** Opening WORKING DATA block **

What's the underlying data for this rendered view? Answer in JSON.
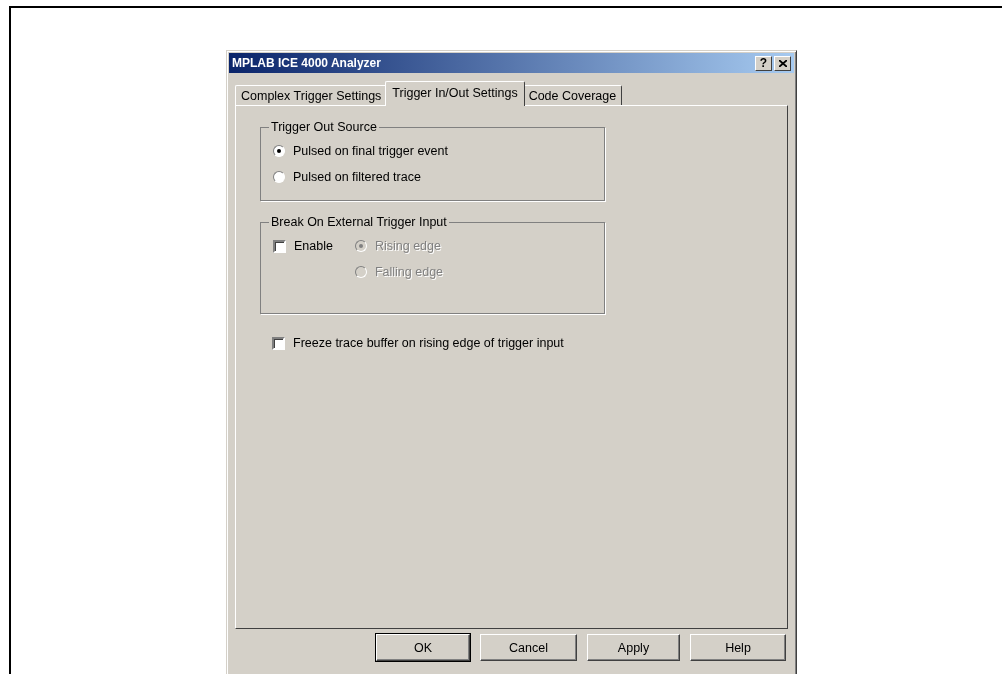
{
  "window": {
    "title": "MPLAB ICE 4000 Analyzer",
    "title_buttons": [
      {
        "kind": "help",
        "label": "?"
      },
      {
        "kind": "close"
      }
    ]
  },
  "tabs": [
    {
      "label": "Complex Trigger Settings",
      "selected": false
    },
    {
      "label": "Trigger In/Out Settings",
      "selected": true
    },
    {
      "label": "Code Coverage",
      "selected": false
    }
  ],
  "trigger_out_source": {
    "title": "Trigger Out Source",
    "options": [
      {
        "label": "Pulsed on final trigger event",
        "selected": true,
        "disabled": false
      },
      {
        "label": "Pulsed on filtered trace",
        "selected": false,
        "disabled": false
      }
    ]
  },
  "break_on_external_trigger": {
    "title": "Break On External Trigger Input",
    "enable": {
      "label": "Enable",
      "checked": false
    },
    "options": [
      {
        "label": "Rising edge",
        "selected": true,
        "disabled": true
      },
      {
        "label": "Falling edge",
        "selected": false,
        "disabled": true
      }
    ]
  },
  "freeze_trace": {
    "label": "Freeze trace buffer on rising edge of trigger input",
    "checked": false
  },
  "buttons": [
    {
      "label": "OK",
      "default": true
    },
    {
      "label": "Cancel",
      "default": false
    },
    {
      "label": "Apply",
      "default": false
    },
    {
      "label": "Help",
      "default": false
    }
  ]
}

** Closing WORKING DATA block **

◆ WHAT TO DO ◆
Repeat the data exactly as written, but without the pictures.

◆ ANSWER ◆
What's the underlying data for this rendered view? Answer in JSON.
{
  "window": {
    "title": "MPLAB ICE 4000 Analyzer",
    "title_buttons": [
      {
        "kind": "help",
        "label": "?"
      },
      {
        "kind": "close"
      }
    ]
  },
  "tabs": [
    {
      "label": "Complex Trigger Settings",
      "selected": false
    },
    {
      "label": "Trigger In/Out Settings",
      "selected": true
    },
    {
      "label": "Code Coverage",
      "selected": false
    }
  ],
  "trigger_out_source": {
    "title": "Trigger Out Source",
    "options": [
      {
        "label": "Pulsed on final trigger event",
        "selected": true,
        "disabled": false
      },
      {
        "label": "Pulsed on filtered trace",
        "selected": false,
        "disabled": false
      }
    ]
  },
  "break_on_external_trigger": {
    "title": "Break On External Trigger Input",
    "enable": {
      "label": "Enable",
      "checked": false
    },
    "options": [
      {
        "label": "Rising edge",
        "selected": true,
        "disabled": true
      },
      {
        "label": "Falling edge",
        "selected": false,
        "disabled": true
      }
    ]
  },
  "freeze_trace": {
    "label": "Freeze trace buffer on rising edge of trigger input",
    "checked": false
  },
  "buttons": [
    {
      "label": "OK",
      "default": true
    },
    {
      "label": "Cancel",
      "default": false
    },
    {
      "label": "Apply",
      "default": false
    },
    {
      "label": "Help",
      "default": false
    }
  ]
}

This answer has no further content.